Heat & Hydration Advisory

Each year, heat-related illnesses strike the unprepared. Prevention is key! Be prepared by acclimating to the environment for 3 to 5 days before going on an outdoor adventure; drinking plenty of fluids and eating a healthy diet beforehand; and continuing to drink fluids when outdoors on hot or humid days. Be sure to drink only when you’re thirsty to avoid overhydrating. Take extra rest breaks, especially if you are exercising strenuously.

General Information

The body cools itself primarily through evaporating sweat. This is why it is so important to stay hydrated. But in hot and humid weather the sweat does not evaporate—it puddles, and sweat that puddles is not cooling. In that case, a person is at greater risk for a heat-related illness, either because of excessive water loss, an increased body temperature, or both. The four most common illnesses are heat syncope, heat cramps, heat exhaustion, and heat stroke.

Heat syncope is dizziness or fainting that usually occurs when standing for long periods of time (such as at summertime flag ceremonies) or when suddenly standing up. Being hot and dehydrated increases the risk for syncope. Heat cramps occur when sweating depletes the body’s salt and fluids. In situations of either heat syncope or heat cramps, have the person rest in a cool area and drink water or diluted sports drink.
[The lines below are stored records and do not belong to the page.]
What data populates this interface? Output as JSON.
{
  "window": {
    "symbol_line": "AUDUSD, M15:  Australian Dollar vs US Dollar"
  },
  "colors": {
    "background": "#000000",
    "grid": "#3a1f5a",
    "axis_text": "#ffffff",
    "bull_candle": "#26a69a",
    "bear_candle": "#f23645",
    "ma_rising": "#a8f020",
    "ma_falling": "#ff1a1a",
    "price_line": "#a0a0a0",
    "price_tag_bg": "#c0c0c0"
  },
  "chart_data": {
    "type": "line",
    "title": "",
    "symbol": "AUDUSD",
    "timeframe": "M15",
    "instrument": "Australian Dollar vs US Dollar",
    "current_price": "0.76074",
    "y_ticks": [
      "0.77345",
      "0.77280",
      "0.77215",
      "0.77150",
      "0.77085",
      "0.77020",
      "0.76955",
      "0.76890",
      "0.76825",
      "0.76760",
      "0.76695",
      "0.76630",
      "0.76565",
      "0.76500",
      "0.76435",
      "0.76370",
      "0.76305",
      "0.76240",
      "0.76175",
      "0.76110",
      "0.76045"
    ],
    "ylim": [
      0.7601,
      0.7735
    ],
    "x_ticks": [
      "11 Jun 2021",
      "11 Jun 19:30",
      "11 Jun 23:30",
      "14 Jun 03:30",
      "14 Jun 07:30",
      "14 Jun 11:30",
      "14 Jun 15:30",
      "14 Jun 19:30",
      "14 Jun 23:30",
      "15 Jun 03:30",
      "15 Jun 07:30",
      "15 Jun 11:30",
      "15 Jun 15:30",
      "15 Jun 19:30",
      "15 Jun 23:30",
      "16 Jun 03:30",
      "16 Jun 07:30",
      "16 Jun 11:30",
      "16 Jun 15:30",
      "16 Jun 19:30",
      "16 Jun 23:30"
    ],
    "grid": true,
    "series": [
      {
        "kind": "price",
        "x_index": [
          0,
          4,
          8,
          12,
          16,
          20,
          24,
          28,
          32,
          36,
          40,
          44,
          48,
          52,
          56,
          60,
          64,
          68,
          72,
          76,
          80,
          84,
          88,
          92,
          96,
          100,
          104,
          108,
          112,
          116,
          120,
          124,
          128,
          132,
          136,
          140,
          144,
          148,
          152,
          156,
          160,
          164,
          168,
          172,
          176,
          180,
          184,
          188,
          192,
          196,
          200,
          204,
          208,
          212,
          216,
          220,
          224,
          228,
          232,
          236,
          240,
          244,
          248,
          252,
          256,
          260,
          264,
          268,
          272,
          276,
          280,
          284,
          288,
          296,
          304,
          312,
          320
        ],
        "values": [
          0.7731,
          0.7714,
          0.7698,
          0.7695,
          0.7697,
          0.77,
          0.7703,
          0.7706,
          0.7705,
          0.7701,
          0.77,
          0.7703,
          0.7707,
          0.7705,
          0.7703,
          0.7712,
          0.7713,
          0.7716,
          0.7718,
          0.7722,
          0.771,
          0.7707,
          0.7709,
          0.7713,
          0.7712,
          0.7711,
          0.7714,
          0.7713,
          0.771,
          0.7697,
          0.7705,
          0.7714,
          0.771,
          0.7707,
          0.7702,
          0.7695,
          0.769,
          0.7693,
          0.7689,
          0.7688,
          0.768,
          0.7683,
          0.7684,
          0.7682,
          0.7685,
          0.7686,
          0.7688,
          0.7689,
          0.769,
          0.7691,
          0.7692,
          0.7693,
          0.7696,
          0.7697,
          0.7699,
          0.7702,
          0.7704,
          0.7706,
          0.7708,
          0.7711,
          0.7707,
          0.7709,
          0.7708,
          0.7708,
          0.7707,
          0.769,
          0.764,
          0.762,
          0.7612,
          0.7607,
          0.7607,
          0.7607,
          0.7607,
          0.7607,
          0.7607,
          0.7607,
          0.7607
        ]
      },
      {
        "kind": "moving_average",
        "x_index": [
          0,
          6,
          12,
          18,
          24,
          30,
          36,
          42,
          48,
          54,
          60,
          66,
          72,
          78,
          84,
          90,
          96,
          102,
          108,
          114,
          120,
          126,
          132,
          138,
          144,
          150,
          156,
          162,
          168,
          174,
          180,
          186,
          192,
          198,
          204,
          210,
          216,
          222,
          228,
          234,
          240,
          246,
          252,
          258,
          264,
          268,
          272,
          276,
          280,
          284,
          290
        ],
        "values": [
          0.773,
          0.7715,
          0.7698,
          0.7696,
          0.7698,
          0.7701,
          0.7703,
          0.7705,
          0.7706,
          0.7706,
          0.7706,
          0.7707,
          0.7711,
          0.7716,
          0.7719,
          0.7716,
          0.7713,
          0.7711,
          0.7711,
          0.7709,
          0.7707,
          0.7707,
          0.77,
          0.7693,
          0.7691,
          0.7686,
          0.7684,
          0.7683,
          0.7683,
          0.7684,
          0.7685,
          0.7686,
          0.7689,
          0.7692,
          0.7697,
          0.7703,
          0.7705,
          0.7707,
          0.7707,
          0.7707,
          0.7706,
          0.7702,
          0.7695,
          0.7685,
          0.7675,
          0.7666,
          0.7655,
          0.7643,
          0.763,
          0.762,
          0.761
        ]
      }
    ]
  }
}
If the person does not feel better within an hour, get medical attention.

Heat exhaustion occurs due to an excessive loss of water through excessive sweating. Uncontrolled heat exhaustion is an urgent medical situation; it can progress to heat stroke if not treated. Provide cold water or diluted sports drink. Get the person out of the heat, remove excess clothing, spray or douse the person with cold water and fan the person. Do not give them salt tablets. Evacuate if the person does not improve within 30 minutes.

Heat Exhaustion Symptoms
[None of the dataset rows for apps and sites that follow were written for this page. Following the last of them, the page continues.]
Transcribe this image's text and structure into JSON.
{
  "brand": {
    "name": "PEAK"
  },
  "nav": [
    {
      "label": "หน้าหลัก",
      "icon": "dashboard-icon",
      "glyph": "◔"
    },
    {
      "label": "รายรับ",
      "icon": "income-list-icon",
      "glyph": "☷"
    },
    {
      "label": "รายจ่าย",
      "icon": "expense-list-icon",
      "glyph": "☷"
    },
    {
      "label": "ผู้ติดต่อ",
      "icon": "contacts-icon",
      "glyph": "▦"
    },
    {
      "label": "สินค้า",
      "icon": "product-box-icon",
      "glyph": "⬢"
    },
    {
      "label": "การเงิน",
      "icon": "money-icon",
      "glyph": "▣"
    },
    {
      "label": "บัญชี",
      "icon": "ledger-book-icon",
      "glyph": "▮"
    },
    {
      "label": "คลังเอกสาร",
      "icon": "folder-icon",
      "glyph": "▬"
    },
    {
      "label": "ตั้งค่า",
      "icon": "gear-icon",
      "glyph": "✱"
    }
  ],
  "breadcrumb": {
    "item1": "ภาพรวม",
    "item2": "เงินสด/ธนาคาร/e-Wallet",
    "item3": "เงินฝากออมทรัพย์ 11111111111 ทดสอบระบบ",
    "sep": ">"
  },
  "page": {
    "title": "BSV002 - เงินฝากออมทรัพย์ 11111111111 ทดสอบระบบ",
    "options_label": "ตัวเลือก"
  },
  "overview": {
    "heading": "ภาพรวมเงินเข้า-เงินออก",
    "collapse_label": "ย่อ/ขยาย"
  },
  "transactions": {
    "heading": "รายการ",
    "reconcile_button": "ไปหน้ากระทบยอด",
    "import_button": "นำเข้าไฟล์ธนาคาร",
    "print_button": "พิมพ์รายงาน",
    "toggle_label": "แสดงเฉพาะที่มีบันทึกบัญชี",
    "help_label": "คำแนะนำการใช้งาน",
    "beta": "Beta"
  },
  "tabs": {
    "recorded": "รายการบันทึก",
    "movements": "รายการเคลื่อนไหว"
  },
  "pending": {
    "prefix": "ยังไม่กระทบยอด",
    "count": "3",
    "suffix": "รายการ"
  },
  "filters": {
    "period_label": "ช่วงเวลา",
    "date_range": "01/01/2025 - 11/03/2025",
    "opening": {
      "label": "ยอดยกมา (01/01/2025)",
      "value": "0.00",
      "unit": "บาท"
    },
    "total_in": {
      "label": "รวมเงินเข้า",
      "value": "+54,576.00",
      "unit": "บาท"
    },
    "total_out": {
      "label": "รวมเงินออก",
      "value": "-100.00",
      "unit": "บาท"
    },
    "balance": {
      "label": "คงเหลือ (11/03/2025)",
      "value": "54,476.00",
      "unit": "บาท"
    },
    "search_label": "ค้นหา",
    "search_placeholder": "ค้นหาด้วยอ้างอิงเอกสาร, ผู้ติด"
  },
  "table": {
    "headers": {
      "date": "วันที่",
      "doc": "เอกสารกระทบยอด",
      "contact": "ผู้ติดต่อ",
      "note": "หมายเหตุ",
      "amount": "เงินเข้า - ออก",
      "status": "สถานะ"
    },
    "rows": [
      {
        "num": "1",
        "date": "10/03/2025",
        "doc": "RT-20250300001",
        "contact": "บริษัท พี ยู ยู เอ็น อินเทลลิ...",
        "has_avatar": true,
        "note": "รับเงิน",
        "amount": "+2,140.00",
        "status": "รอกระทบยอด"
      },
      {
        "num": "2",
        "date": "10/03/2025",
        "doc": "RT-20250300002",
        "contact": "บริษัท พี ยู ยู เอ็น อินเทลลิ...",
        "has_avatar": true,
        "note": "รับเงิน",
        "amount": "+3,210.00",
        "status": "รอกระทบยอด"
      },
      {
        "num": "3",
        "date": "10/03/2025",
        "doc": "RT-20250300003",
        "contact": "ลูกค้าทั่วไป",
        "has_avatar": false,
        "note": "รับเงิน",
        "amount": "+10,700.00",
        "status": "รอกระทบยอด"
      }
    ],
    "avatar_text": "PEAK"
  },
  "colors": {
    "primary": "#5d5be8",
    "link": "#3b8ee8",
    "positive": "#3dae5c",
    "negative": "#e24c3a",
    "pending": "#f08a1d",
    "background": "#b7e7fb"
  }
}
  • Inability to concentrate
  • Pale or ashen skin
  • Rapid pulse
  • Severe thirst
  • Heavy sweating, skin may be clammy, not hot
  • Fatigue, weakness, irritability
  • Nausea, dizziness, headache
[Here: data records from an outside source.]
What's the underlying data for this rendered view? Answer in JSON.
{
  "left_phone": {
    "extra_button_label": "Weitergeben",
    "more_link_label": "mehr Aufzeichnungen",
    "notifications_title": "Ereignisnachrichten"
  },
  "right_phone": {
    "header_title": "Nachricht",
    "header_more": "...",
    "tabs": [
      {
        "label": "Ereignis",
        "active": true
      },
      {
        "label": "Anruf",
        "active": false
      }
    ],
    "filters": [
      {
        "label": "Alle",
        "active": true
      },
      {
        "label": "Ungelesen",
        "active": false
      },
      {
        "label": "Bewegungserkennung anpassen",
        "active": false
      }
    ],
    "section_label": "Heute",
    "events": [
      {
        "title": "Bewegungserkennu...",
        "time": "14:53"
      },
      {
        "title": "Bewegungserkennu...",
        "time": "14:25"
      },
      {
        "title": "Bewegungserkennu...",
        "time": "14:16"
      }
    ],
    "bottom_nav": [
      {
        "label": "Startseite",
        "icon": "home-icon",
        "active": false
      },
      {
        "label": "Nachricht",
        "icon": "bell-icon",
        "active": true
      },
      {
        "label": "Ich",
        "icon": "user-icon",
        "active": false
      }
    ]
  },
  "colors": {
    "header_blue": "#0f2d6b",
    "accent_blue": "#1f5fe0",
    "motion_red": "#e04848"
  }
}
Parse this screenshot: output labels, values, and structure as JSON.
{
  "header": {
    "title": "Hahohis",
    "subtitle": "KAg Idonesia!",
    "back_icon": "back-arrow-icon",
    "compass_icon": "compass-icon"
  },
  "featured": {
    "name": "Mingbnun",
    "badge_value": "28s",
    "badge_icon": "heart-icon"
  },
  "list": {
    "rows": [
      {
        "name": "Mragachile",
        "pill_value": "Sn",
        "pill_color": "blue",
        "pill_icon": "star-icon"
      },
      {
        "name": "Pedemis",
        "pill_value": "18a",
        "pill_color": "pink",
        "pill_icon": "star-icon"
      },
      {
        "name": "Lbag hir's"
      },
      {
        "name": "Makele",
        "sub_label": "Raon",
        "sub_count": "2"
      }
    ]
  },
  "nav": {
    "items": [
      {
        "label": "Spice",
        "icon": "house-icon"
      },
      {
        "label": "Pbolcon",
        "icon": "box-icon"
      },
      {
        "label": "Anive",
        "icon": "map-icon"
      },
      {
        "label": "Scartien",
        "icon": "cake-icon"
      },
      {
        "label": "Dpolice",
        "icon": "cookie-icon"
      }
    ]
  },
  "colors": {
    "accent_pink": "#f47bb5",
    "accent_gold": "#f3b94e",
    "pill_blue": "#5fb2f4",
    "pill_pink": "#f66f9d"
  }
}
Heat stroke is a true medical emergency. Immediate cooling, evacuation and activation of the EMS system is required, as the body is no longer able to cool itself. It is critical to cool the person quickly by any means possible—move the person to a cool, shaded area; remove as much clothing as possible; spray, douse or immerse them in cold water; place ice packs in the person’s armpits, groin, and sides of the neck. These actions should happen simultaneously, if possible. If the person is unconscious, maintain their airway. Continue to monitor them and prepare for a rapid evacuation. Do not give an unconscious person anything by mouth. Do not use fever reducers like acetaminophen to bring down the temperature. You may stop cooling the person if their mental status improves.

Heat Stroke Symptoms

  • Extremely hot-feeling, flushed skin
  • Altered mental status
  • Fatigue
  • Headache, body aches
  • Nausea, vomiting

Again, prevention is key to avoiding heat-related illnesses. Being aware of the environment you will be in, acclimating to the conditions, planning for adequate water, staying hydrated, maintaining a good diet, and being observant of those in your group can help to reduce the risk of someone suffering a heat-related illness.


  • Scouts BSA Handbook for Boys/Scouts BSA Handbook for Girls
  • The National Institute for Occupational Safety and Health, “Heat Stress — Heat Related Illness”www.cdc.gov/niosh/topics/heatstress/heatrelillness.html
  • Gauer, R. and Meyers, B.K. Heat-Related Illnesses. American Family Physician. 2019;99(8):482-489www.aafp.org/pubs/afp/issues/2019/0415/p482.html